What you will do :: Copy each line from the entries that the word "detective" appears in.
Top of Data to examine
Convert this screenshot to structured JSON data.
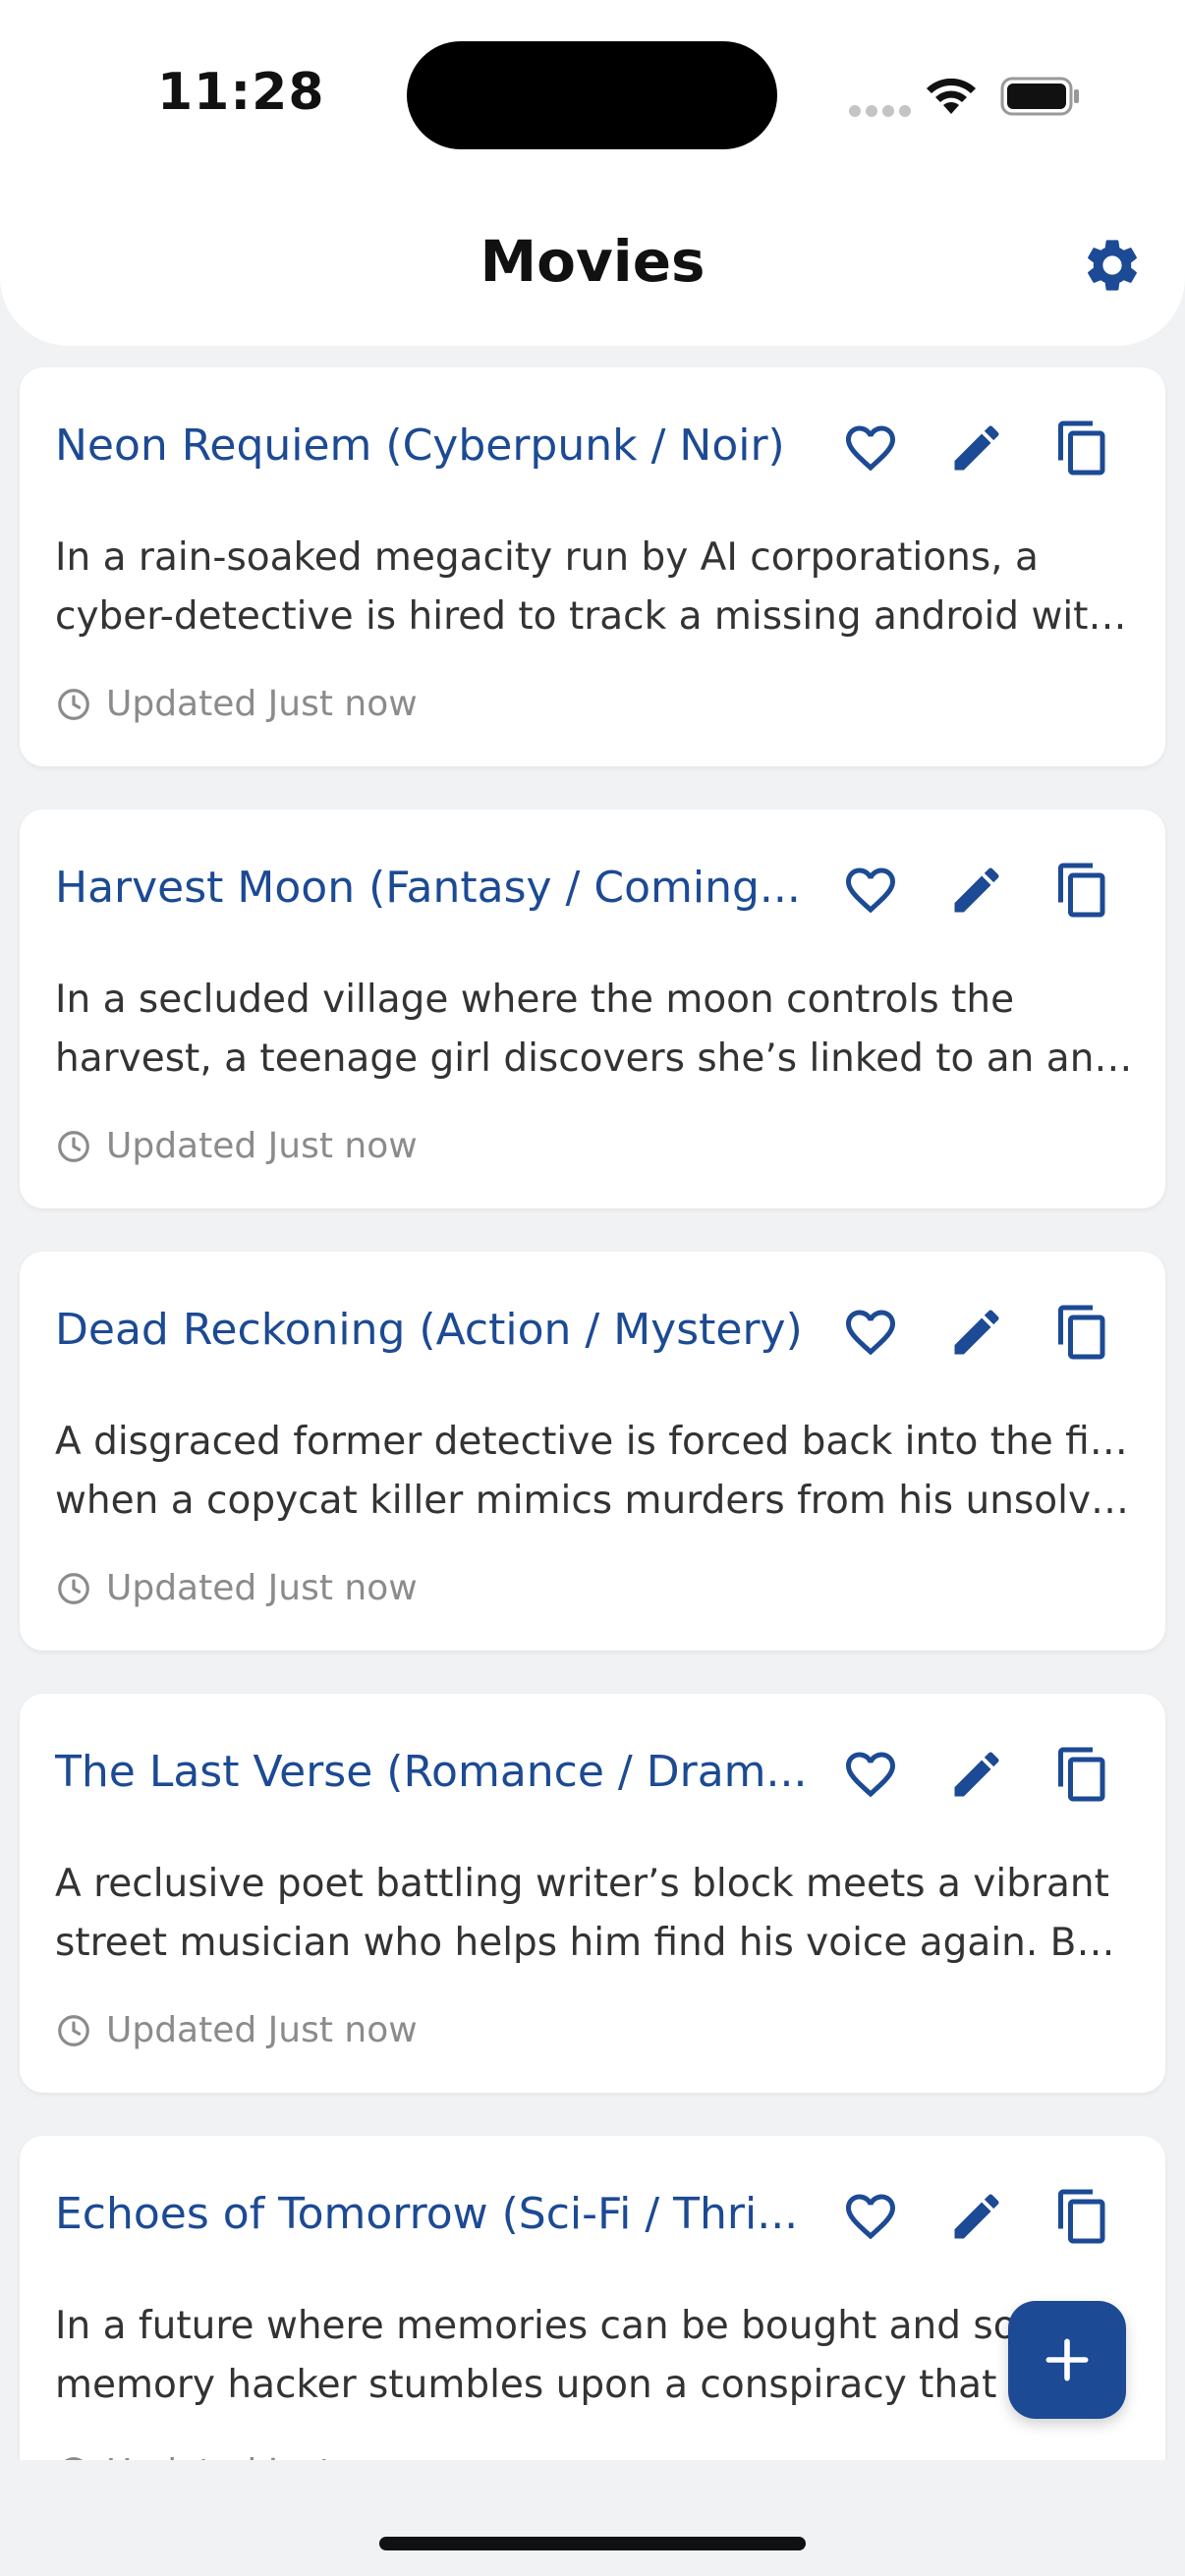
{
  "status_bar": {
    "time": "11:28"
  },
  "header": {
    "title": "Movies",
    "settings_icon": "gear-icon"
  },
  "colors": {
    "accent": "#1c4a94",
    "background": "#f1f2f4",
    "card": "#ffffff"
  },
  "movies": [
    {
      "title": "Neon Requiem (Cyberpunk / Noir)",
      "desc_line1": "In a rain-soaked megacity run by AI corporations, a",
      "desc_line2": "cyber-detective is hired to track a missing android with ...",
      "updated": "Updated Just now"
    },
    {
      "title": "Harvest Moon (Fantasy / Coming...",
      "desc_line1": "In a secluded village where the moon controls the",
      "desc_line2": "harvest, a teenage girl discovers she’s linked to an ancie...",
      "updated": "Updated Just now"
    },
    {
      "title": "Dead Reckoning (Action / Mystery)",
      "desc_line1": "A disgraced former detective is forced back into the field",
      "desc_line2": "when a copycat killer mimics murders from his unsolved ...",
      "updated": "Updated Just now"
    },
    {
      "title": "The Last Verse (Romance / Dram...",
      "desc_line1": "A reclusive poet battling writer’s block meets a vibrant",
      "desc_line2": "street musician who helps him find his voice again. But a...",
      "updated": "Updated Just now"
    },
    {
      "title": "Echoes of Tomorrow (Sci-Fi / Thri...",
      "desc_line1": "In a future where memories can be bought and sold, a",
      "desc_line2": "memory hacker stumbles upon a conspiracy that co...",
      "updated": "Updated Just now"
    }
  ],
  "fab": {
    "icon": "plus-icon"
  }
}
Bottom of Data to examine
The completed task ::
      "desc_line2": "cyber-detective is hired to track a missing android with ...",
      "desc_line1": "A disgraced former detective is forced back into the field",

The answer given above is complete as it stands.